With Sonnen, it is often necessary to take his claims with a grain of salt, and multiple high-ranking UFC officials admitted to MMAjunkie.com that they actually couldn't remember whether or not Sonnen's name was considered for the first edition of "TUF," which did not feature tryout sessions but instead a group of hand-selected athletes. Still, it's an interesting footnote in terms of what might have been.
Since that first series, the show has produced more than 100 UFC fighters and even a few UFC champions. Still, many MMA pundits question the remaining value of the program after 16 seasons on the air. Sonnen, who is currently in Las Vegas taping "TUF 17," insists this new edition will reinvigorate what some consider a tired proposition.
"When you see the guys that don't get into the house – when you see the black belts and the champions and the veterans and the flat-out studs with very incredible resumes that did not get into the house – that's when you're going to understand how loaded this bracket is," Sonnen said. "The No. 1 thing that I'm going to do is we're going to change the narrative of this show. This is not a frat show, and it is not a reality show. I don't know how those terms ever got coined. This is a tournament, period.

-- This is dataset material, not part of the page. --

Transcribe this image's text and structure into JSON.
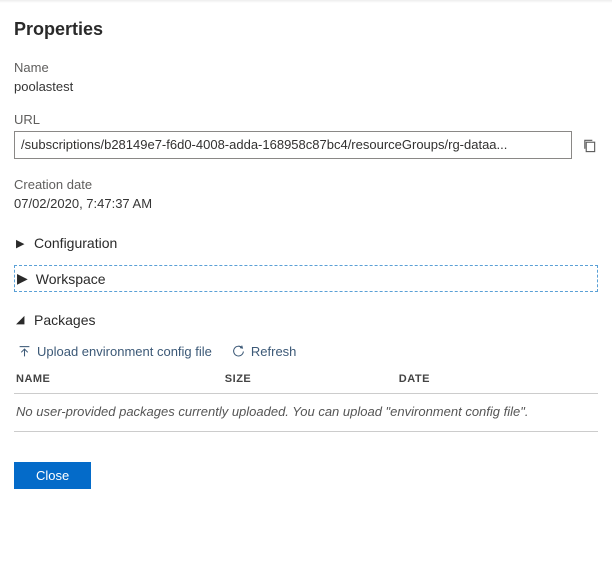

"All the way back to the greats – Royce Gracie and Dan Severn and Ken 'Never Should Have Been in the Octagon in the First Place' Shamrock – they never went through anything like this. Those guys did a great job. Those guys got me in the sport, the Don Fryes and the 'Tank' Abbotts, the real fighters. But it's nothing like a 32-man tournament. It's nothing like having to make weight five times, fight five times, have no preparation, not have your coach, not have your team, not sleeping in your own bed – and be expected to win anyway. It's nothing like that.
"Somewhere, somebody called this a reality show, and I just don't get it. So is the Super Bowl. It's reality, and it's a show, but I don't get it. This is real. This is the realest tournament ever. We have a guy that lost his job for taking this opportunity. He's got a wife and kid, and if he doesn't win this, he doesn't know what's going to happen to him. I could name a few of those stories like that. The sacrifice that these guys are going through to put it all on the line, it's humbling."
Sonnen's opposing coach also had a near-miss with "The Ultimate Fighter," albeit much later in the show's run. Because of the presence of alcohol in the "TUF" house, contestants must be at least 21 years old. Jones, who would go on to win the UFC's 205-pound title at just 23 years old, was underage when he went to an open tryout session and was ultimately told there was no way to bend the rules.
"I tried out for 'The Ultimate Fighter' back when I was 20 years old," Jones said. "I remember making it through the first round and then approaching a table to grapple for the second round and having Dana – I think himself, I remember him being at the table – saying, 'Man, you're too young. You're 20 years old, and you have to be 21 to apply for this show, but we're going to let you roll anyways. But you can't go much further than this.' I was like, 'Alright.' I was rolling and having a great time, and that was it. That was the end of the scenario."
Jones obviously didn't take the snub personally, as he made his debut for the promotion at UFC 87, less than one month after his 21st birthday. Now he views his role as coach as a bit of a full-circle moment.
"It's kind of surreal to me to know that just four-and-a-half years ago I was trying out for the show, and then to be on the show as such a young coach is just like, 'Man, we're doing things right,'" Jones said. "I said that to my manager. I said, 'We're doing it. We're doing things right.' It's just surreal to be a guy who was rejected from the show and now be the coach."